What to do
Pictures do not belong in the copy; print every entry exactly as it stands.

Data for this task
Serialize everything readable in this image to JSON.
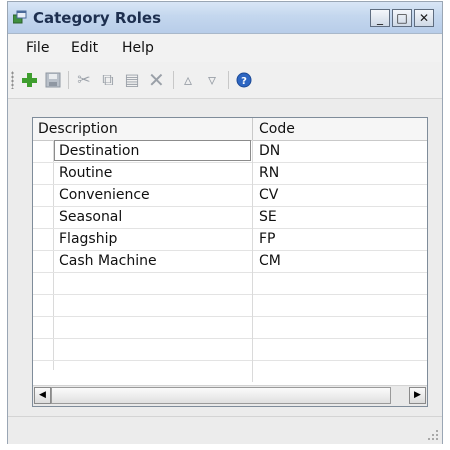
{
  "window": {
    "title": "Category Roles",
    "minimize_label": "_",
    "maximize_label": "□",
    "close_label": "✕"
  },
  "menu": {
    "file": "File",
    "edit": "Edit",
    "help": "Help"
  },
  "toolbar": {
    "icons": [
      "add-icon",
      "save-icon",
      "cut-icon",
      "copy-icon",
      "paste-icon",
      "delete-icon",
      "move-up-icon",
      "move-down-icon",
      "help-icon"
    ],
    "add_glyph": "+",
    "save_glyph": "▣",
    "cut_glyph": "✂",
    "copy_glyph": "⧉",
    "paste_glyph": "▤",
    "delete_glyph": "✕",
    "up_glyph": "▵",
    "down_glyph": "▿",
    "help_glyph": "?"
  },
  "grid": {
    "columns": [
      "Description",
      "Code"
    ],
    "rows": [
      {
        "description": "Destination",
        "code": "DN"
      },
      {
        "description": "Routine",
        "code": "RN"
      },
      {
        "description": "Convenience",
        "code": "CV"
      },
      {
        "description": "Seasonal",
        "code": "SE"
      },
      {
        "description": "Flagship",
        "code": "FP"
      },
      {
        "description": "Cash Machine",
        "code": "CM"
      }
    ],
    "scroll_left_glyph": "◀",
    "scroll_right_glyph": "▶"
  },
  "colors": {
    "accent_add": "#3f9e2f",
    "help_blue": "#2e66c2"
  }
}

Expected output
Serialize everything readable in this image to JSON.
{
  "window": {
    "title": "Category Roles",
    "minimize_label": "_",
    "maximize_label": "□",
    "close_label": "✕"
  },
  "menu": {
    "file": "File",
    "edit": "Edit",
    "help": "Help"
  },
  "toolbar": {
    "icons": [
      "add-icon",
      "save-icon",
      "cut-icon",
      "copy-icon",
      "paste-icon",
      "delete-icon",
      "move-up-icon",
      "move-down-icon",
      "help-icon"
    ],
    "add_glyph": "+",
    "save_glyph": "▣",
    "cut_glyph": "✂",
    "copy_glyph": "⧉",
    "paste_glyph": "▤",
    "delete_glyph": "✕",
    "up_glyph": "▵",
    "down_glyph": "▿",
    "help_glyph": "?"
  },
  "grid": {
    "columns": [
      "Description",
      "Code"
    ],
    "rows": [
      {
        "description": "Destination",
        "code": "DN"
      },
      {
        "description": "Routine",
        "code": "RN"
      },
      {
        "description": "Convenience",
        "code": "CV"
      },
      {
        "description": "Seasonal",
        "code": "SE"
      },
      {
        "description": "Flagship",
        "code": "FP"
      },
      {
        "description": "Cash Machine",
        "code": "CM"
      }
    ],
    "scroll_left_glyph": "◀",
    "scroll_right_glyph": "▶"
  },
  "colors": {
    "accent_add": "#3f9e2f",
    "help_blue": "#2e66c2"
  }
}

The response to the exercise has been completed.